The essence of blender cakes is that they do not need to be kneaded, risen, whipped or left to rest. These are success stories for beginners and quick fixes for those in a hurry. It doesn’t have to be worse just because it’s simpler, in fact, if the fruit is good and the butter is good, the only way to ruin it is to overmix, which is why the order of the ingredients is important. And the magic tool: the spoon. This is the easiest way to mix the dough in just a few motions without overworking it and making it crumbly.
The point is self-evident: the dough rises during baking, and the plums sink into the dough, releasing their juices, and caramelizing. The recipe can of course be varied: if you don’t have almonds on hand, walnuts will also work well, plums and walnuts are a great pair, and if you want a more pronounced result, you can add ground cinnamon, ginger and cardamom. , or a combination of these to peaches.
- 1 kg of plums
- 120 grams of butter
- 1 tablespoon sour cream
- 100 grams of sugar
- 2 large eggs
- 100 grams of ground almonds
- 60 grams of fine flour
- 1 tablespoon of salt
- 1 teaspoon baking powder
I wash, pit and cut the plums. I put the butter in a small saucepan and start heating it over low heat, stirring. I heat it until it suddenly starts turning amber, then immediately turn off the flame and pour it into a prepared bowl. I let it cool while I preheat the oven to 180 degrees.
When the butter is already lukewarm, I add the sugar, mix it, then add one egg and then the other as well. Mix the sour cream, then add the dry ingredients: ground almonds, flour, salt and baking powder. With these, it’s really enough to mix them up. Grease a cake pan well with butter and sprinkle with flour so that the butter sticks everywhere. You can also use baking paper, but it sticks to the cake a little, which is not appetizing. I pour the mass into the cake pan, distribute it evenly with the plums and put it in the oven. They bake in about half an hour, but it helps to prick them with a needle to make sure the bottom isn’t raw.
If you don’t celebrate the rest of plum season with this adorable cake, make it:
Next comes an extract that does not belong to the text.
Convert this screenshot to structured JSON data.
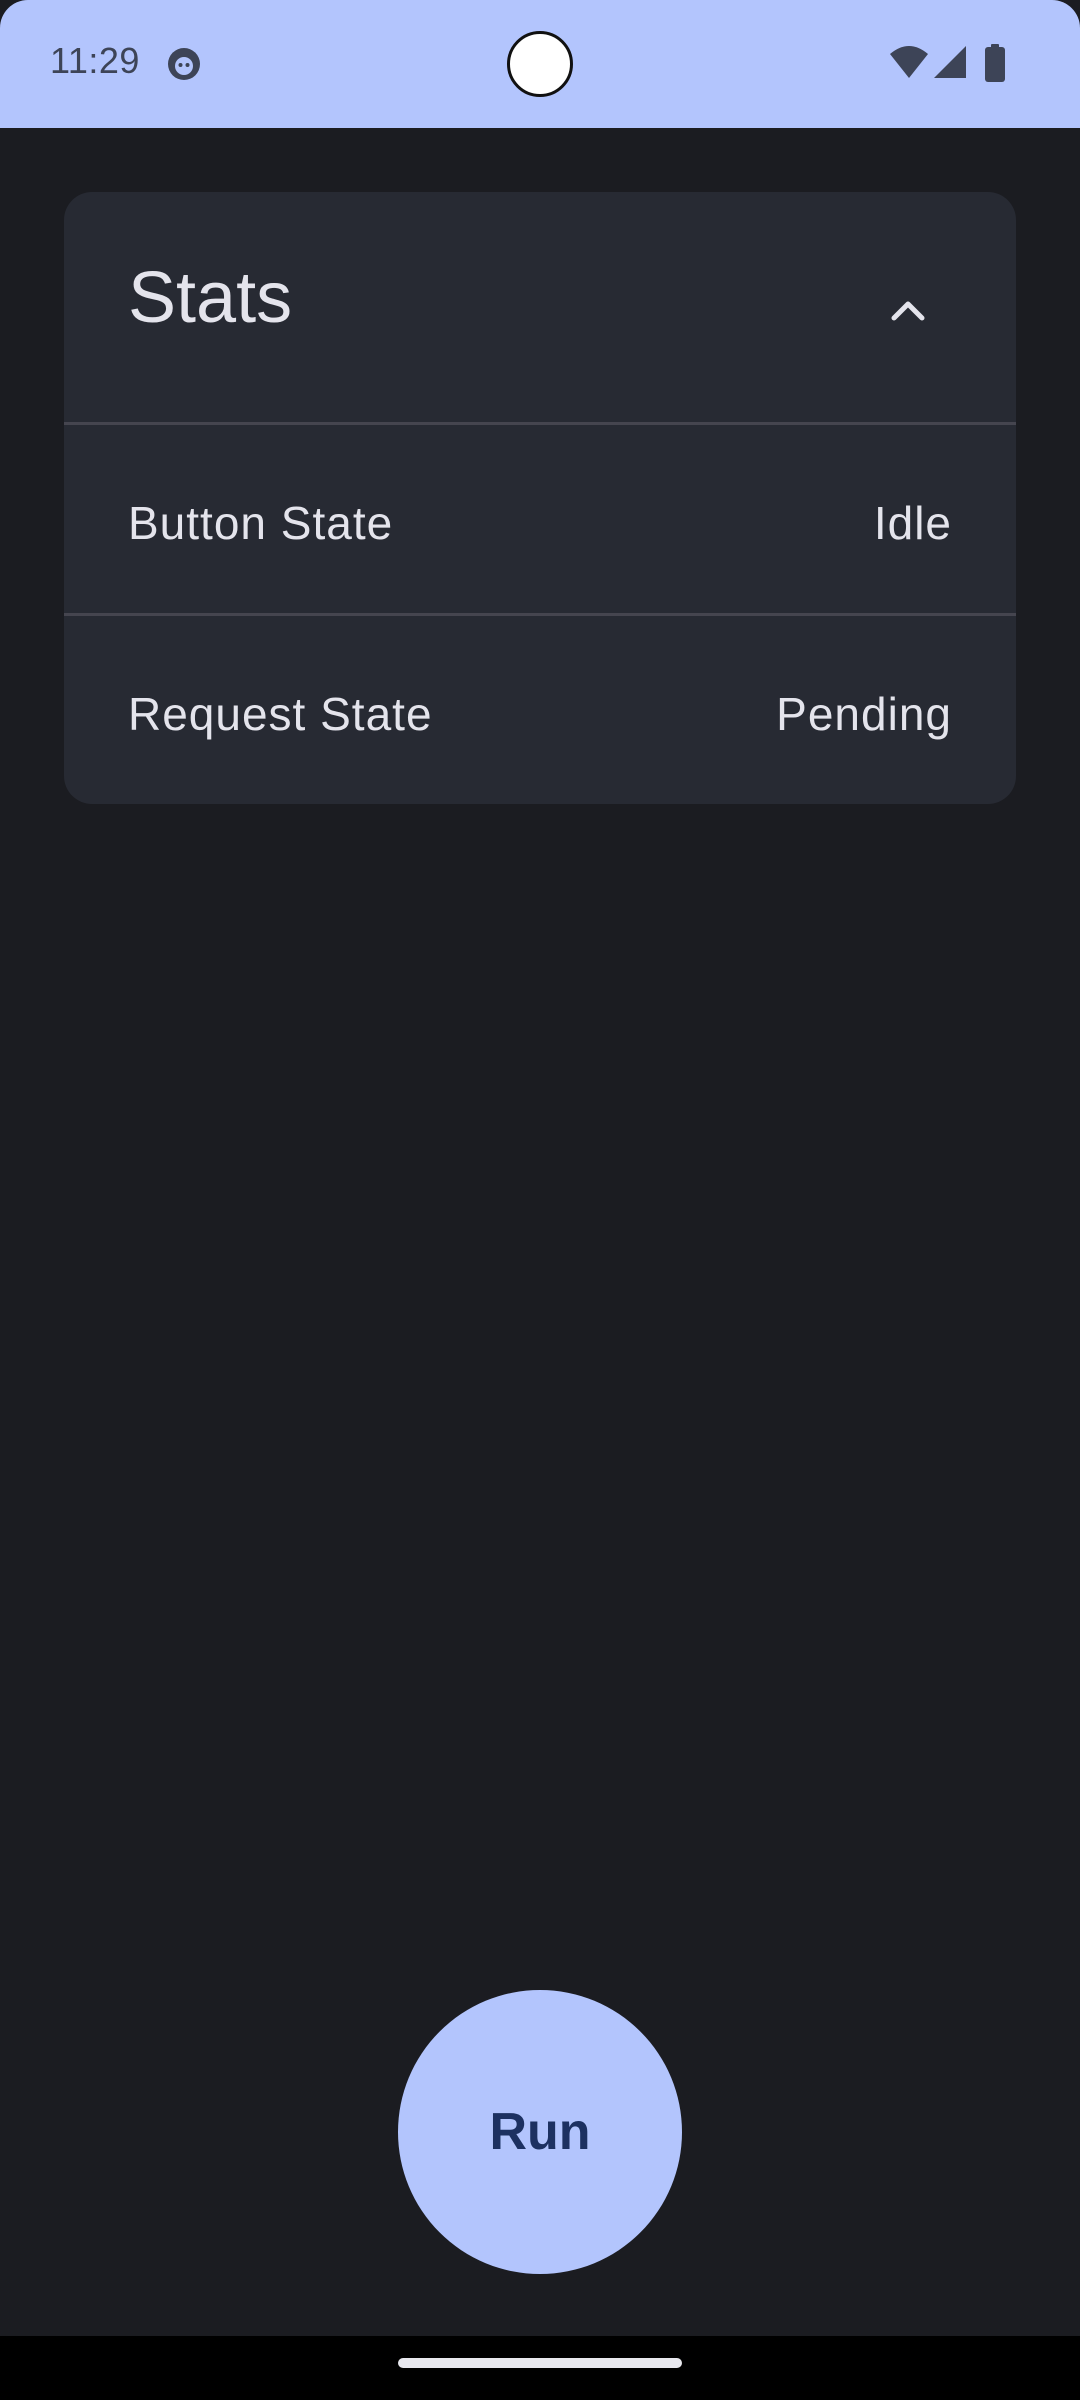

In the Telex Cooking School series, we show recipes that even beginners can prepare with great success. Previous episodes of the series Found here.